Search the records for "accel". Copy every line where it appears.

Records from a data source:
*****
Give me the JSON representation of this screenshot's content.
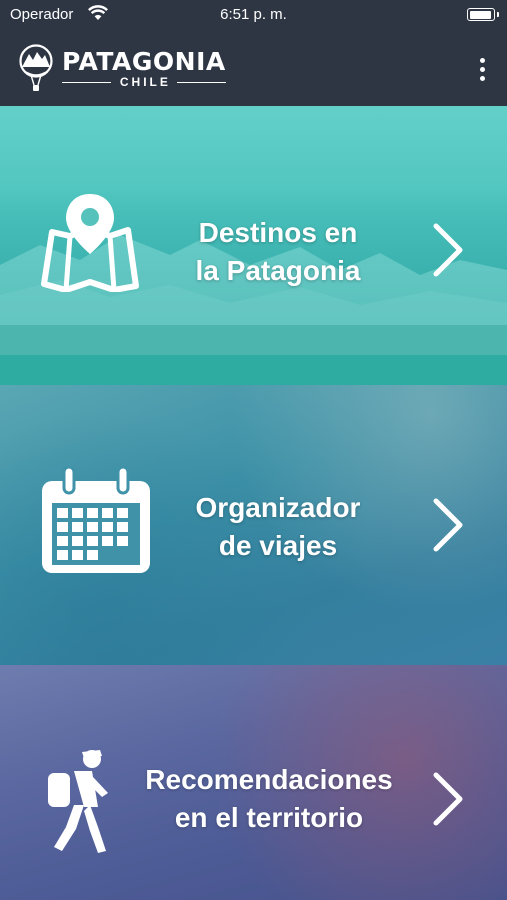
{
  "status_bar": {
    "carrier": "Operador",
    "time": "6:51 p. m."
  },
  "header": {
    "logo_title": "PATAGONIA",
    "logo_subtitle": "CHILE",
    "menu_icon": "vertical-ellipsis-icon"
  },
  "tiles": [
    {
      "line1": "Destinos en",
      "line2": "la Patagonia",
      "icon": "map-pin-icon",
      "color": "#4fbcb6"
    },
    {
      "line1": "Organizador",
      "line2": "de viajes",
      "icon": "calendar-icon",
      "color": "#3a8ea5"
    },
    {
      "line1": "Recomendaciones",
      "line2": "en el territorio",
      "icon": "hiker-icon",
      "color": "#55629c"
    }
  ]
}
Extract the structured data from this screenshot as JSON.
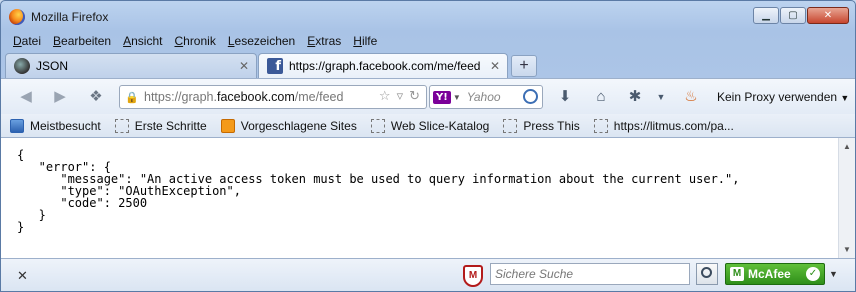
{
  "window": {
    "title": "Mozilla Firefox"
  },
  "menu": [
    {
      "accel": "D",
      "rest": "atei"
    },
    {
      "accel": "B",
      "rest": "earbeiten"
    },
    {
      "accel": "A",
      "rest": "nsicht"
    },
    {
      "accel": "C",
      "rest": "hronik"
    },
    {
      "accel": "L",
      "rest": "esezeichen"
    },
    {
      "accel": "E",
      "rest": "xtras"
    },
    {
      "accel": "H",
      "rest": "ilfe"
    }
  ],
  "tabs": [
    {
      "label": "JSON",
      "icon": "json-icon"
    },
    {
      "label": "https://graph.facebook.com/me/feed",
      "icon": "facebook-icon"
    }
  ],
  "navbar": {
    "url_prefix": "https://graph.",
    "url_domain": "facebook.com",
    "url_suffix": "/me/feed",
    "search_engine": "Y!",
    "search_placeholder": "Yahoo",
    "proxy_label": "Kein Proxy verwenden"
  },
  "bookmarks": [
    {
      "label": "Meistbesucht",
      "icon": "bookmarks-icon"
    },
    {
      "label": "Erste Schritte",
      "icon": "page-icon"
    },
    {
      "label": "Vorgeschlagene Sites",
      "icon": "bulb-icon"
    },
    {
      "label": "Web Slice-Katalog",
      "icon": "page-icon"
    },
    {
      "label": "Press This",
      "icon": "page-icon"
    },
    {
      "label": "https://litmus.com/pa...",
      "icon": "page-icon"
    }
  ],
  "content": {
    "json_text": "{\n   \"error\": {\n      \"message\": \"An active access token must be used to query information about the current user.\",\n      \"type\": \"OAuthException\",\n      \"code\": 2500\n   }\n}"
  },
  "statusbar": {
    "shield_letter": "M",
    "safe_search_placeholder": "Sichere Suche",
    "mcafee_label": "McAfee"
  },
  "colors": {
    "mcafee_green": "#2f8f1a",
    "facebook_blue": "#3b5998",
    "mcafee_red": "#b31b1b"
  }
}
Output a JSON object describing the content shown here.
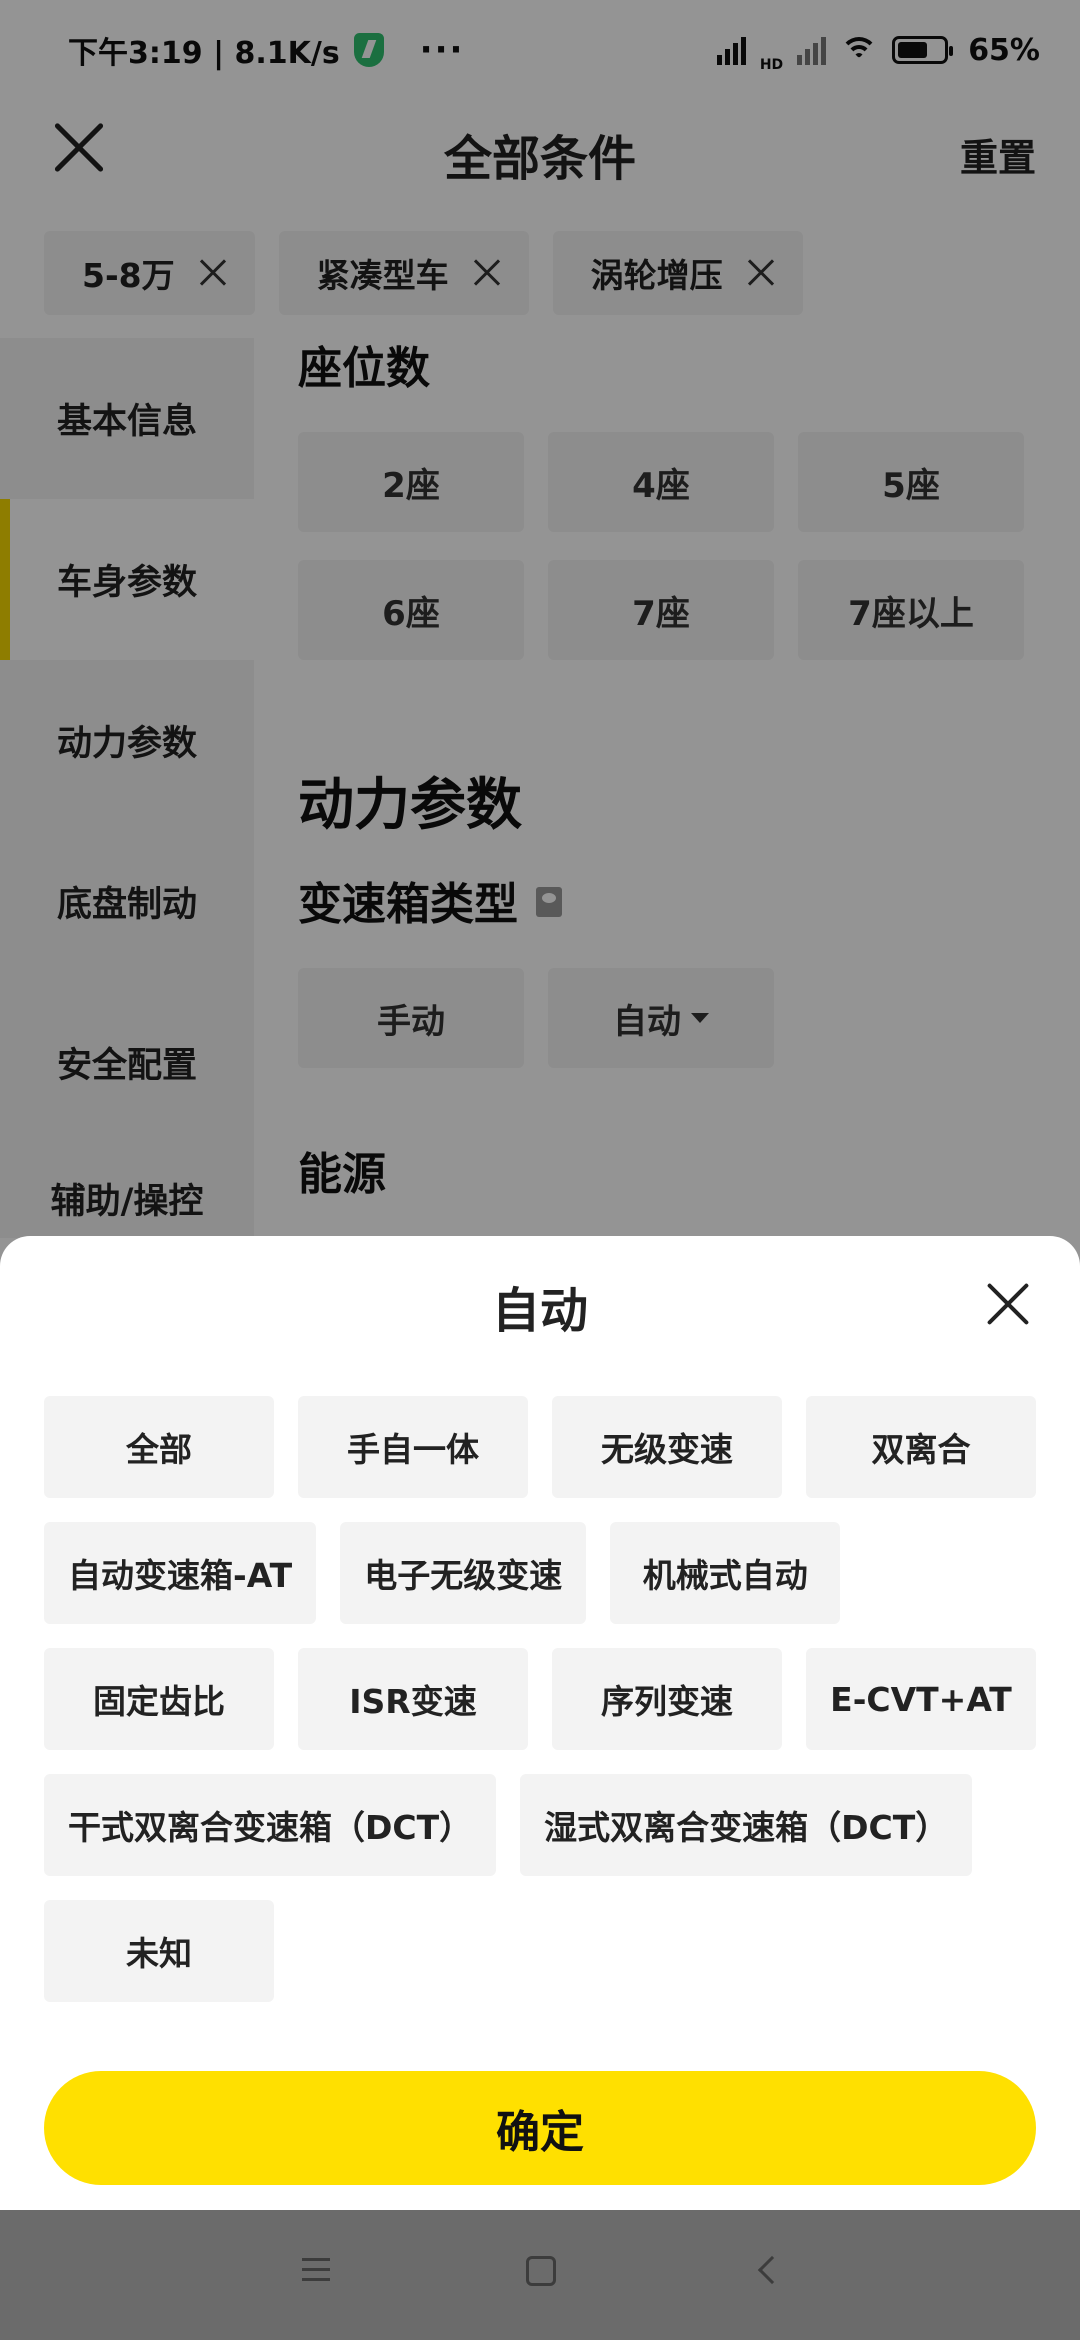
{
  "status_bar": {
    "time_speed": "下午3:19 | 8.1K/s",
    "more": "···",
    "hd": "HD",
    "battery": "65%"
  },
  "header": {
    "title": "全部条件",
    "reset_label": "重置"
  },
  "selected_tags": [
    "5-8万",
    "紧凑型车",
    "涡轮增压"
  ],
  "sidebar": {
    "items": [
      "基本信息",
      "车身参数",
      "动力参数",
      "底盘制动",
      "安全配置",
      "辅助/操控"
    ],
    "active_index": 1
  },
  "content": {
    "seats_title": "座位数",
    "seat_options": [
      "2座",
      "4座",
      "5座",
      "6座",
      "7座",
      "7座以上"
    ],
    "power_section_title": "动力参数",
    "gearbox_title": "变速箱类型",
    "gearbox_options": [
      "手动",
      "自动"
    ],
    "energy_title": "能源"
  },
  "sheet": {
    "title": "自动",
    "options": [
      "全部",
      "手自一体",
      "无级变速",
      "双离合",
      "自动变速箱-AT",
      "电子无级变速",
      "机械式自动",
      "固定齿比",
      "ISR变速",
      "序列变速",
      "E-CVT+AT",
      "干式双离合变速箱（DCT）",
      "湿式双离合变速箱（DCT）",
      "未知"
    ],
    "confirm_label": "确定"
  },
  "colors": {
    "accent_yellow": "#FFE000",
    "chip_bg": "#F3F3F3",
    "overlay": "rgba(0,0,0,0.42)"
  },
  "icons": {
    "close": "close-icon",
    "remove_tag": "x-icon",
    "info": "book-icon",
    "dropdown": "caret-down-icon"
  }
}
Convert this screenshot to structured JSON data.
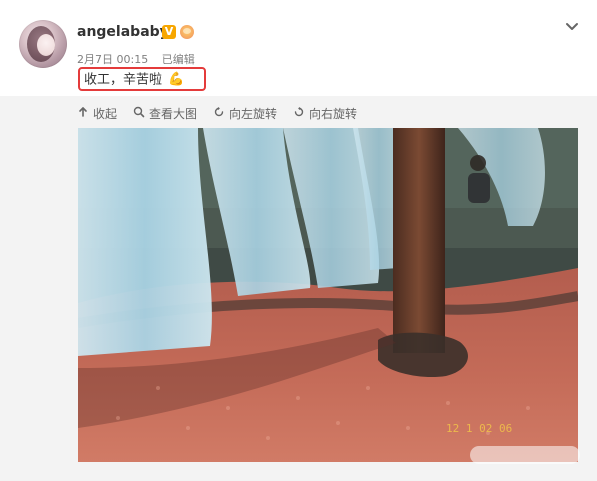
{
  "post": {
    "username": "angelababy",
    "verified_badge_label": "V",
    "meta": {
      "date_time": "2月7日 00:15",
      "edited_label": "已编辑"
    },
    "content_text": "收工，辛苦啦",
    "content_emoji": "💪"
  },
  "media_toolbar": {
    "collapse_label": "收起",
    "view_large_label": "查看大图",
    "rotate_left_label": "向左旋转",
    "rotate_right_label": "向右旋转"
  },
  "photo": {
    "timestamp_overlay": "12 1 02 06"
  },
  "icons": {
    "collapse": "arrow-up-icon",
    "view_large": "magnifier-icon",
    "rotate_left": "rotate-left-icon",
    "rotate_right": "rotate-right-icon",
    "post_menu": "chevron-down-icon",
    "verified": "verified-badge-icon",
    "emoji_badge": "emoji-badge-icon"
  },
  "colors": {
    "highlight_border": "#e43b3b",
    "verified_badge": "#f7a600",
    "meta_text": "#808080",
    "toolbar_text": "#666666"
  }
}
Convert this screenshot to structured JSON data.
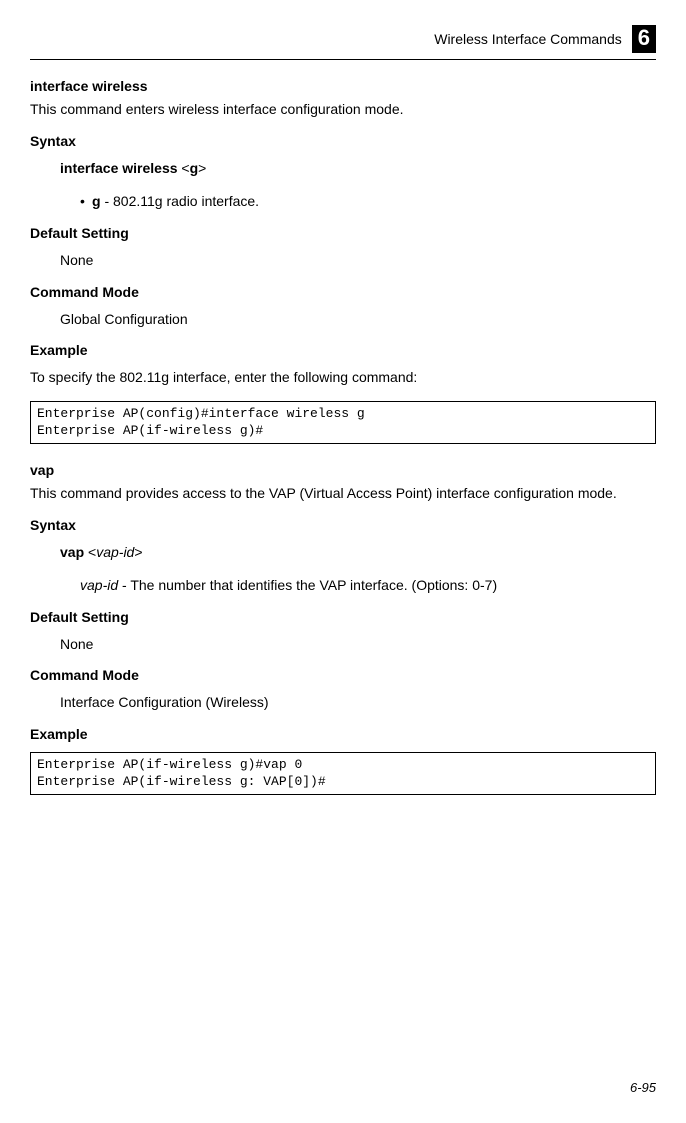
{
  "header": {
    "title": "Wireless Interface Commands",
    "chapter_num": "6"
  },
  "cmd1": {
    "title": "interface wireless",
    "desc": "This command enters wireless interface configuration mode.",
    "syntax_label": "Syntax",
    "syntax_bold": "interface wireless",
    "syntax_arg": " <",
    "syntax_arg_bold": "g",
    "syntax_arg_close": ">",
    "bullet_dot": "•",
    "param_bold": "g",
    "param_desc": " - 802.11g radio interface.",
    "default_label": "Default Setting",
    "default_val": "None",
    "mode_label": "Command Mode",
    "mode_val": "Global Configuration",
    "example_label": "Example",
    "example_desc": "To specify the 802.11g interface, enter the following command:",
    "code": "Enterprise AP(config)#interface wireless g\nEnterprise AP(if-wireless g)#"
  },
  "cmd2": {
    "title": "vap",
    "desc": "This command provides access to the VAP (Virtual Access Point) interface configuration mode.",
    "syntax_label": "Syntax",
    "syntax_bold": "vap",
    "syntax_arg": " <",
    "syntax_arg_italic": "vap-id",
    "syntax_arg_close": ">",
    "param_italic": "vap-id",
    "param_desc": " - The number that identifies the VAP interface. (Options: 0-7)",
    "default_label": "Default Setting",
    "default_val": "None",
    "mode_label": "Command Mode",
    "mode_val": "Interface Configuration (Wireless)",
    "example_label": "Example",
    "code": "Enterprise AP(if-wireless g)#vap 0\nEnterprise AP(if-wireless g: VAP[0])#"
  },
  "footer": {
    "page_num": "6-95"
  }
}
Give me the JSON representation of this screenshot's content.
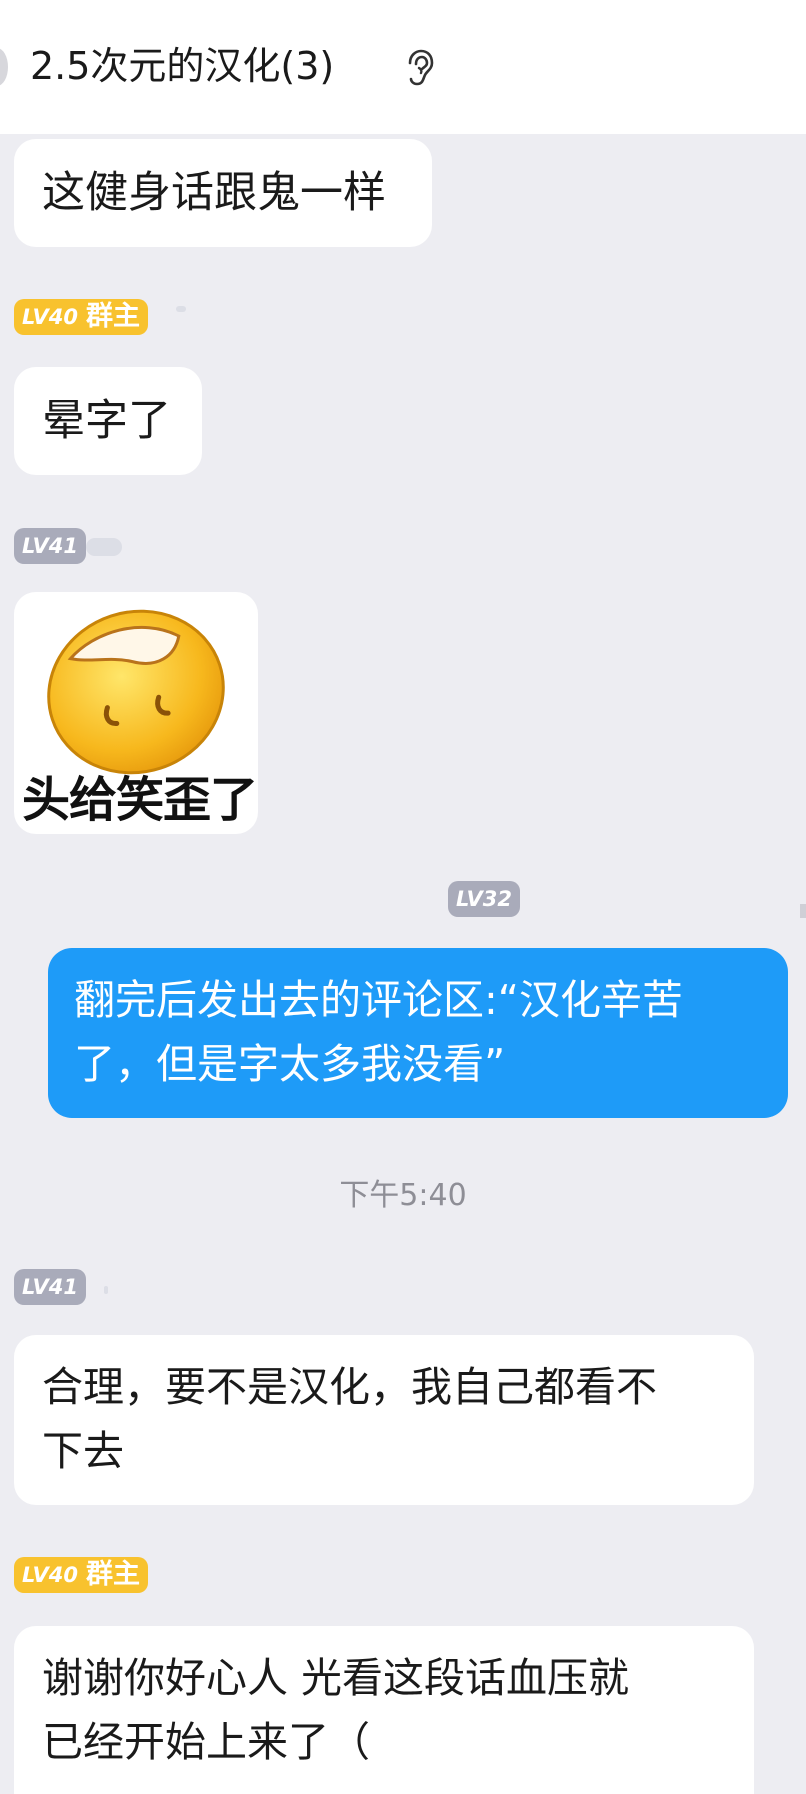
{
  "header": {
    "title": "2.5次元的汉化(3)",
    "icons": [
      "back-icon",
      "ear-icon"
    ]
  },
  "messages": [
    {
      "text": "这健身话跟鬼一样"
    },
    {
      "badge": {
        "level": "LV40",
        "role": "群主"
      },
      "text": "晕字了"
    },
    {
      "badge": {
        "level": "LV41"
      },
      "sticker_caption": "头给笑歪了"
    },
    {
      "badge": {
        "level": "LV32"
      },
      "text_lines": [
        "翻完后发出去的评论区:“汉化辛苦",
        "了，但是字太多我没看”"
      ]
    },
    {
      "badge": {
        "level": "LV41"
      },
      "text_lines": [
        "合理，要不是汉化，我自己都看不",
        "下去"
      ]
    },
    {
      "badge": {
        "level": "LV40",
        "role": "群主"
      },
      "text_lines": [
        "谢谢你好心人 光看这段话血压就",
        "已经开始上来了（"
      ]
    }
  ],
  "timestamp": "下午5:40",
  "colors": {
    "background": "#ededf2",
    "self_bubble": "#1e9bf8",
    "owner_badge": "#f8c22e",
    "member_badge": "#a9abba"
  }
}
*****
» TASK SOLUTION
      "accel": "D",
      "accel": "B",
      "accel": "A",
      "accel": "C",
      "accel": "L",
      "accel": "E",
      "accel": "H",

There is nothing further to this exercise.